> [INPUT DATA]:
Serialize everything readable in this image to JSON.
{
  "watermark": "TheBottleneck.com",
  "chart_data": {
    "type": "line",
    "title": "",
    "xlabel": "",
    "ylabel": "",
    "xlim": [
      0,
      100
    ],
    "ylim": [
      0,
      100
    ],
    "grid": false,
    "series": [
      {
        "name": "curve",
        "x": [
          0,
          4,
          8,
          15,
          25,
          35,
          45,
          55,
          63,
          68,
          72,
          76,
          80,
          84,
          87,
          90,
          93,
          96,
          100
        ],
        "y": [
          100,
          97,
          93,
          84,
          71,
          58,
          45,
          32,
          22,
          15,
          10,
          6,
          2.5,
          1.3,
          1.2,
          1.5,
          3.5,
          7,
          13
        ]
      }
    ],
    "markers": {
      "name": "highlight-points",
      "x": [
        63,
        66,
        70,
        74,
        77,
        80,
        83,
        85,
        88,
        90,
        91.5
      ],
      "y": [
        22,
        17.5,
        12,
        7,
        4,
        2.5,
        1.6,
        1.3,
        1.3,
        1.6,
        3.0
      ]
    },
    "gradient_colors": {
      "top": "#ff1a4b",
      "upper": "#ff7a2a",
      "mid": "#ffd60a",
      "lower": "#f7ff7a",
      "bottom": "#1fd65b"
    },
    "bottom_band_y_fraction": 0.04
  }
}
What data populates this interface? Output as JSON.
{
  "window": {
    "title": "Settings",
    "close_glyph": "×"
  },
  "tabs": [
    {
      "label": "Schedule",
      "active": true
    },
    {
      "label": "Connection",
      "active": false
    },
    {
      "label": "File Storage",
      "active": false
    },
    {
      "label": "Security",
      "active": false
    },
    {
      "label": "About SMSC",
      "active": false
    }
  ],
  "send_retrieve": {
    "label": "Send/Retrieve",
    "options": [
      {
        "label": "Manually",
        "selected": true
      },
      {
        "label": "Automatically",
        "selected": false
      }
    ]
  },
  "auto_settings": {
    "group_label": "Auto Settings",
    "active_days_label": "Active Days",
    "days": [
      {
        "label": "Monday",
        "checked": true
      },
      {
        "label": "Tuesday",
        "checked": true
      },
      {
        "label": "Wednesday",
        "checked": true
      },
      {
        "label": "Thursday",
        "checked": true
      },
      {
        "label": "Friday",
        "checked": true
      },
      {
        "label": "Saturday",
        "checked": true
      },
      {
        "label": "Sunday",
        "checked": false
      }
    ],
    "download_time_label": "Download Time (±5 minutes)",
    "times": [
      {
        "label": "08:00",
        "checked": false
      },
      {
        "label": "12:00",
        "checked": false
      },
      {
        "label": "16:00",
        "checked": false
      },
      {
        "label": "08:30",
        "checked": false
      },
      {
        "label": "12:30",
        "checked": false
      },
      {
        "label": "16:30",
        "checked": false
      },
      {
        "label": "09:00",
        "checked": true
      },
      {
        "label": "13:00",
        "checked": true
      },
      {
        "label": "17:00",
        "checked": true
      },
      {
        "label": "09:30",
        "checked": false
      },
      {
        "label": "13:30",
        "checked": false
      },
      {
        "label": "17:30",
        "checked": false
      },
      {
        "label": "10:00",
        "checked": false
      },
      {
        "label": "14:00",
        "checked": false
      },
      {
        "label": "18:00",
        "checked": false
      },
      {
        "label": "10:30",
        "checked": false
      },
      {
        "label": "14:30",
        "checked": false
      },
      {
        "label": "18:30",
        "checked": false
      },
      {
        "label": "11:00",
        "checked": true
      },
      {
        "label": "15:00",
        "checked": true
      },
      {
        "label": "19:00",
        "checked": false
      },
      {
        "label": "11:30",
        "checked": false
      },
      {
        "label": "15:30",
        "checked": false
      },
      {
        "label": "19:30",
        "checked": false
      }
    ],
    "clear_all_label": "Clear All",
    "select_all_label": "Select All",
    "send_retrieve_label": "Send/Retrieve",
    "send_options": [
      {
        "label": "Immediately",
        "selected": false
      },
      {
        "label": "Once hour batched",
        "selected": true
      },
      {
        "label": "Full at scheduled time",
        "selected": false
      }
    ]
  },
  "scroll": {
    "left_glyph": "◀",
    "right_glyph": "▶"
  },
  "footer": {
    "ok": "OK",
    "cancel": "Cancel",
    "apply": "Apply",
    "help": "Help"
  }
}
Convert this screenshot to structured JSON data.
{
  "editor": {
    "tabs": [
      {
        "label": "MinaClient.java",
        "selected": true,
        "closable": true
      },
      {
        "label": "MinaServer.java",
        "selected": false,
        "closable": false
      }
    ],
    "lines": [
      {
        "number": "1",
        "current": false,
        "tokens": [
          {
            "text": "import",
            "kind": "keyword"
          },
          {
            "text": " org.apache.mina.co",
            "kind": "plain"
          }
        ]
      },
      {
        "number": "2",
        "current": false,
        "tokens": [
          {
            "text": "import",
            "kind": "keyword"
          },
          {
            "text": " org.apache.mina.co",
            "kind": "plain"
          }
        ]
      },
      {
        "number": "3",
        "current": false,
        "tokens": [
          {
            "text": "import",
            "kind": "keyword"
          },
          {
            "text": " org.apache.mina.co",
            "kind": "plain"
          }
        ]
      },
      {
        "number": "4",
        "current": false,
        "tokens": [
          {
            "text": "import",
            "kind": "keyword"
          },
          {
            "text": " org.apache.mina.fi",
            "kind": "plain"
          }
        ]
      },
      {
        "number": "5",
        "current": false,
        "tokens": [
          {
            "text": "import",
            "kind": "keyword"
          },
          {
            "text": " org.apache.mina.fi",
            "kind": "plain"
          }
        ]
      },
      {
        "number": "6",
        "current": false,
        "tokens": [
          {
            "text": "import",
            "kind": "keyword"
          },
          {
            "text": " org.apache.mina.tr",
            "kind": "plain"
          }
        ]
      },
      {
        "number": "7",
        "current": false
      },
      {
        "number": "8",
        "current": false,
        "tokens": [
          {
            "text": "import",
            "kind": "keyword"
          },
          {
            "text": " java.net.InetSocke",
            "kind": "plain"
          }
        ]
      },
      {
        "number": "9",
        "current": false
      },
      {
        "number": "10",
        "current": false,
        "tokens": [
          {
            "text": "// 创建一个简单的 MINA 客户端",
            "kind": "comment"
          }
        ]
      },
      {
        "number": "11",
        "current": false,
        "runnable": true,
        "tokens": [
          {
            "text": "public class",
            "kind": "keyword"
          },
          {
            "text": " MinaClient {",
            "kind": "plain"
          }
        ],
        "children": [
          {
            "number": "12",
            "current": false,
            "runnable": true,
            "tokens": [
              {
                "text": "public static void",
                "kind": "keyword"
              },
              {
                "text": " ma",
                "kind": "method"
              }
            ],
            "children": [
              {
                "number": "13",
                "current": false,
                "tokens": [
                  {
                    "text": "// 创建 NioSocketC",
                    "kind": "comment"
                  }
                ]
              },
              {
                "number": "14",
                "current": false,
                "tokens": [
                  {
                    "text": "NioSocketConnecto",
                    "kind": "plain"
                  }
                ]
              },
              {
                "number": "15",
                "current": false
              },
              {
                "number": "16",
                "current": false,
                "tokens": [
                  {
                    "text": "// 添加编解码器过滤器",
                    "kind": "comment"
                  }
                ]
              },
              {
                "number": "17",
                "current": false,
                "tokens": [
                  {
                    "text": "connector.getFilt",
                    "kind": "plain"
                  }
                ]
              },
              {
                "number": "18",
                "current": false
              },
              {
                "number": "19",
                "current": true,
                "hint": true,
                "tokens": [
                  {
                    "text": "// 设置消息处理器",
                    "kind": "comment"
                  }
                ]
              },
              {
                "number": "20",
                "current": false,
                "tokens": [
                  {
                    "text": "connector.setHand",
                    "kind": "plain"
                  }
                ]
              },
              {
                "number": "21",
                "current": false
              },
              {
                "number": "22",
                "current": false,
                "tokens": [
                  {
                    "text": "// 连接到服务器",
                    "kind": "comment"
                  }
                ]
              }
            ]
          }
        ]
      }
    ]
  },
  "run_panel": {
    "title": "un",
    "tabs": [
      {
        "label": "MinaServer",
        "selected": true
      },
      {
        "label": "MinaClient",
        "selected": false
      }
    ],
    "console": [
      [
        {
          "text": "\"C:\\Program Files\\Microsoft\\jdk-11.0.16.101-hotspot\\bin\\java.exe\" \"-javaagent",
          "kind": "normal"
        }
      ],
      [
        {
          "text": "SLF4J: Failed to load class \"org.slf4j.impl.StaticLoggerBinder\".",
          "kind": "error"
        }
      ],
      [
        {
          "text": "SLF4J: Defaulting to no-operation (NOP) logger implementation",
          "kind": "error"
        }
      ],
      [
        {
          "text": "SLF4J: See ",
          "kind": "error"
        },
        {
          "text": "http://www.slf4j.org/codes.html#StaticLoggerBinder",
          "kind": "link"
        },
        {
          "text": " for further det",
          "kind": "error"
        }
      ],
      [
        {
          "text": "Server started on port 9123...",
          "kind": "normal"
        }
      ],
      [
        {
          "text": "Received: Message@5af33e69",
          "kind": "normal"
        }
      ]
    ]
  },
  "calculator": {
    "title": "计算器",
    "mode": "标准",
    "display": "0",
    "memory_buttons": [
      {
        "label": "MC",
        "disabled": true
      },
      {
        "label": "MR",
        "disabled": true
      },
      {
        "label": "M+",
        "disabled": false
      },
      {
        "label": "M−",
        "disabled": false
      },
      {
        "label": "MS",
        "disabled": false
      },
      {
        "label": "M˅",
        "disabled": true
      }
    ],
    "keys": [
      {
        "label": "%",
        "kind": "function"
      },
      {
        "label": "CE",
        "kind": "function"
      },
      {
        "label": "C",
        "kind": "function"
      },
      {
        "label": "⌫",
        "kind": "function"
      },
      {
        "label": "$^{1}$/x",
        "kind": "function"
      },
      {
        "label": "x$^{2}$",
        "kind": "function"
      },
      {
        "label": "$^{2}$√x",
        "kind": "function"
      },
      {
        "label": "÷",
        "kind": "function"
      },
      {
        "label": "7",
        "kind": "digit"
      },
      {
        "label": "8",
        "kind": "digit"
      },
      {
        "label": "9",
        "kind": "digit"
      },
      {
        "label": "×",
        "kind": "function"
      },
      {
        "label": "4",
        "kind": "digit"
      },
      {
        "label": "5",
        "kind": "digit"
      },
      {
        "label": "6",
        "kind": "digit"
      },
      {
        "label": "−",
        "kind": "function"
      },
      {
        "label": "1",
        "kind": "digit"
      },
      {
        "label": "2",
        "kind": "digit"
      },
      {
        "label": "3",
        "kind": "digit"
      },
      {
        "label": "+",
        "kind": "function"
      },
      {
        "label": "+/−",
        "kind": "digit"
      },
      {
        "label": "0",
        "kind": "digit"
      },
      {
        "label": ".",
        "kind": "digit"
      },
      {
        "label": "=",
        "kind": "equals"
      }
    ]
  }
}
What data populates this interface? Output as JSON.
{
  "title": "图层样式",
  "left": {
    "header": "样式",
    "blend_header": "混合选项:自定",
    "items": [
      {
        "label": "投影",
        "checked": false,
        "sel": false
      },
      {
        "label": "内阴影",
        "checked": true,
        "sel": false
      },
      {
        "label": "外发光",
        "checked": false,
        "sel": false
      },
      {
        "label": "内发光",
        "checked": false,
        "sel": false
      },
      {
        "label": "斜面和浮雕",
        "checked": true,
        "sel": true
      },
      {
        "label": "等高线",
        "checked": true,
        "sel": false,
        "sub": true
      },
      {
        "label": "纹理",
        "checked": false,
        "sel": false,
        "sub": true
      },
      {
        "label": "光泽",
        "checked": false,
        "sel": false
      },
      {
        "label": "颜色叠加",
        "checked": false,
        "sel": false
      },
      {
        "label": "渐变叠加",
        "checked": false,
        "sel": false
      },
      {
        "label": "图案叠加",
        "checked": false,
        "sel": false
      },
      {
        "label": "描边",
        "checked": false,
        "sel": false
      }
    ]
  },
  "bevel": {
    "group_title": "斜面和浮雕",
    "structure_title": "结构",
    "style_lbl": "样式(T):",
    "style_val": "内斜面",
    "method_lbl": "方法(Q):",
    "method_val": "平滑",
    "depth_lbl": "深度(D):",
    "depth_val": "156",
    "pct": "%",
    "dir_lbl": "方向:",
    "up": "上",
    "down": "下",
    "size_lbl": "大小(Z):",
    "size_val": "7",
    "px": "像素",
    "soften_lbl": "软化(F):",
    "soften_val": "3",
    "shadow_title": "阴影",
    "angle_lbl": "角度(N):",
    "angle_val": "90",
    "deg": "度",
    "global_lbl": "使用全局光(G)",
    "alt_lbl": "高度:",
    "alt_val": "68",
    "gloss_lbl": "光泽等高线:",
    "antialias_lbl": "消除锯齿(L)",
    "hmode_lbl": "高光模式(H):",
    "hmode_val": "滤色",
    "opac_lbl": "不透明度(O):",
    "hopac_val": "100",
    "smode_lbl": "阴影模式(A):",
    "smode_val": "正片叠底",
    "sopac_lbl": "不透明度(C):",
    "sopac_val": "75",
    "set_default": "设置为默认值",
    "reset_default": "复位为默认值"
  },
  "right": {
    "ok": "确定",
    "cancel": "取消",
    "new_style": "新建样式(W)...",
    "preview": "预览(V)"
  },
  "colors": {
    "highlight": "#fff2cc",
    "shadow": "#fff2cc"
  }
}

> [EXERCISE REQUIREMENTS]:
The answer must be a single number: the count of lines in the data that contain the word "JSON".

> [ANSWER TO THIS EXERCISE]:
4